What needs to be done: Print every entry, word for word, and skip the images.

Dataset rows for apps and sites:
^^^^

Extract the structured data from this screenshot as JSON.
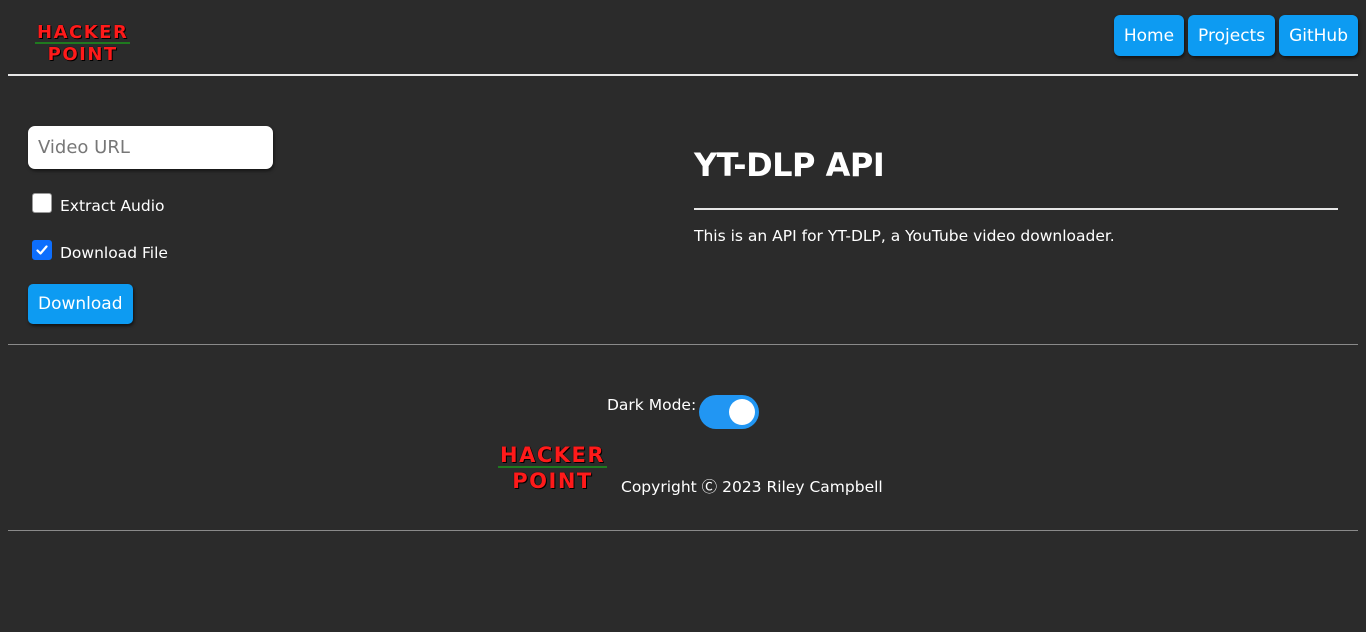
{
  "header": {
    "logo": {
      "line1": "HACKER",
      "line2": "POINT"
    },
    "nav": [
      {
        "label": "Home"
      },
      {
        "label": "Projects"
      },
      {
        "label": "GitHub"
      }
    ]
  },
  "form": {
    "url_placeholder": "Video URL",
    "url_value": "",
    "extract_audio": {
      "label": "Extract Audio",
      "checked": false
    },
    "download_file": {
      "label": "Download File",
      "checked": true
    },
    "download_button": "Download"
  },
  "content": {
    "title": "YT-DLP API",
    "description": "This is an API for YT-DLP, a YouTube video downloader."
  },
  "footer": {
    "dark_mode_label": "Dark Mode:",
    "dark_mode_on": true,
    "logo": {
      "line1": "HACKER",
      "line2": "POINT"
    },
    "copyright": "Copyright Ⓒ 2023 Riley Campbell"
  },
  "colors": {
    "background": "#2b2b2b",
    "accent": "#0d9bf2",
    "toggle": "#2196f3",
    "logo_red": "#ff1a1a"
  }
}
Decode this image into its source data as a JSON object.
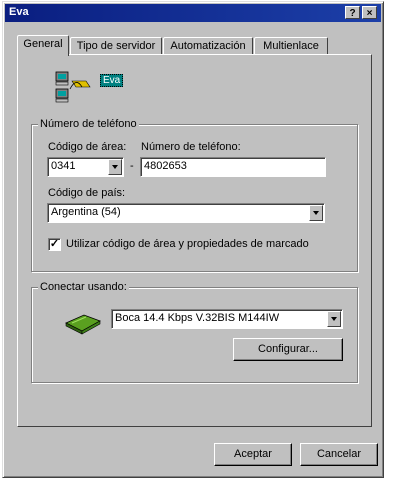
{
  "window": {
    "title": "Eva",
    "help_label": "?",
    "close_label": "×"
  },
  "tabs": [
    {
      "label": "General",
      "active": true
    },
    {
      "label": "Tipo de servidor",
      "active": false
    },
    {
      "label": "Automatización",
      "active": false
    },
    {
      "label": "Multienlace",
      "active": false
    }
  ],
  "connection": {
    "icon": "dialup-connection-icon",
    "name": "Eva"
  },
  "phone_group": {
    "legend": "Número de teléfono",
    "area_code_label": "Código de área:",
    "area_code_value": "0341",
    "separator": "-",
    "phone_label": "Número de teléfono:",
    "phone_value": "4802653",
    "country_label": "Código de país:",
    "country_value": "Argentina (54)",
    "use_area_code_label": "Utilizar código de área y propiedades de marcado",
    "use_area_code_checked": true,
    "check_mark": "✓"
  },
  "connect_group": {
    "legend": "Conectar usando:",
    "modem_icon": "modem-icon",
    "modem_value": "Boca 14.4 Kbps V.32BIS M144IW",
    "configure_label": "Configurar..."
  },
  "footer": {
    "accept_label": "Aceptar",
    "cancel_label": "Cancelar"
  }
}
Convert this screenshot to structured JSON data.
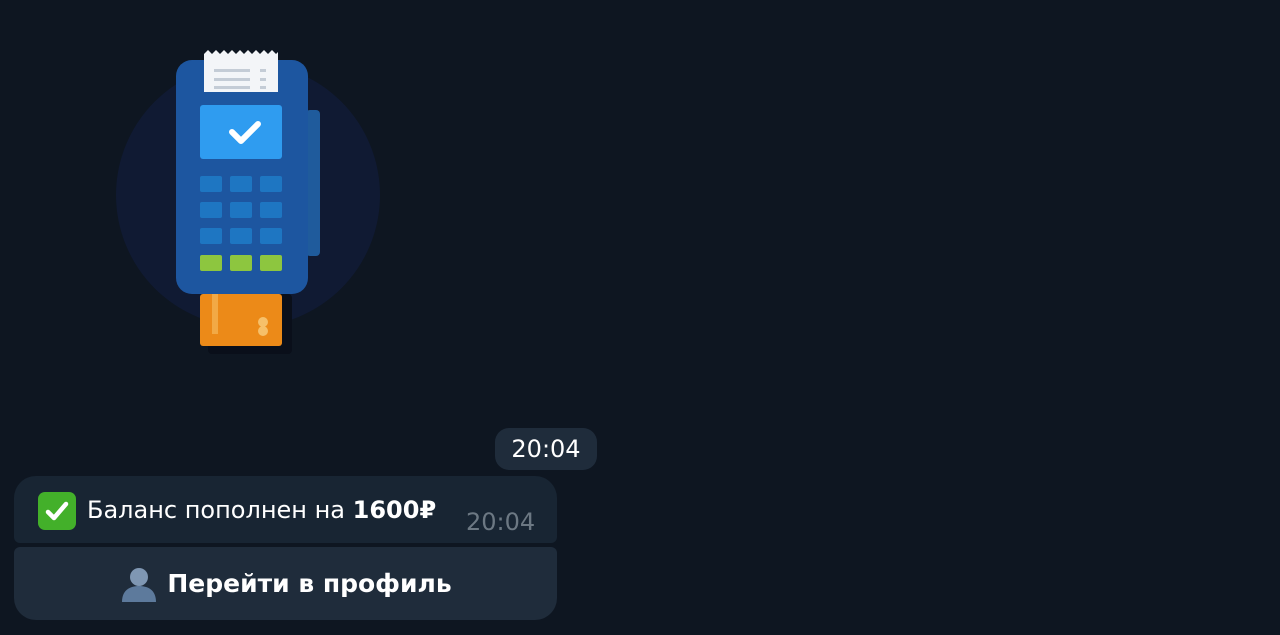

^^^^

Final answer:
Extract the structured data from this screenshot as JSON.
{
  "header": {
    "logo": {
      "line1": "HACKER",
      "line2": "POINT"
    },
    "nav": [
      {
        "label": "Home"
      },
      {
        "label": "Projects"
      },
      {
        "label": "GitHub"
      }
    ]
  },
  "form": {
    "url_placeholder": "Video URL",
    "url_value": "",
    "extract_audio": {
      "label": "Extract Audio",
      "checked": false
    },
    "download_file": {
      "label": "Download File",
      "checked": true
    },
    "download_button": "Download"
  },
  "content": {
    "title": "YT-DLP API",
    "description": "This is an API for YT-DLP, a YouTube video downloader."
  },
  "footer": {
    "dark_mode_label": "Dark Mode:",
    "dark_mode_on": true,
    "logo": {
      "line1": "HACKER",
      "line2": "POINT"
    },
    "copyright": "Copyright Ⓒ 2023 Riley Campbell"
  },
  "colors": {
    "background": "#2b2b2b",
    "accent": "#0d9bf2",
    "toggle": "#2196f3",
    "logo_red": "#ff1a1a"
  }
}
Decode this image into its source data as a JSON object.
{
  "window": {
    "title": "Eva",
    "help_label": "?",
    "close_label": "×"
  },
  "tabs": [
    {
      "label": "General",
      "active": true
    },
    {
      "label": "Tipo de servidor",
      "active": false
    },
    {
      "label": "Automatización",
      "active": false
    },
    {
      "label": "Multienlace",
      "active": false
    }
  ],
  "connection": {
    "icon": "dialup-connection-icon",
    "name": "Eva"
  },
  "phone_group": {
    "legend": "Número de teléfono",
    "area_code_label": "Código de área:",
    "area_code_value": "0341",
    "separator": "-",
    "phone_label": "Número de teléfono:",
    "phone_value": "4802653",
    "country_label": "Código de país:",
    "country_value": "Argentina (54)",
    "use_area_code_label": "Utilizar código de área y propiedades de marcado",
    "use_area_code_checked": true,
    "check_mark": "✓"
  },
  "connect_group": {
    "legend": "Conectar usando:",
    "modem_icon": "modem-icon",
    "modem_value": "Boca 14.4 Kbps V.32BIS M144IW",
    "configure_label": "Configurar..."
  },
  "footer": {
    "accept_label": "Aceptar",
    "cancel_label": "Cancelar"
  }
}
Convert this screenshot to structured JSON data.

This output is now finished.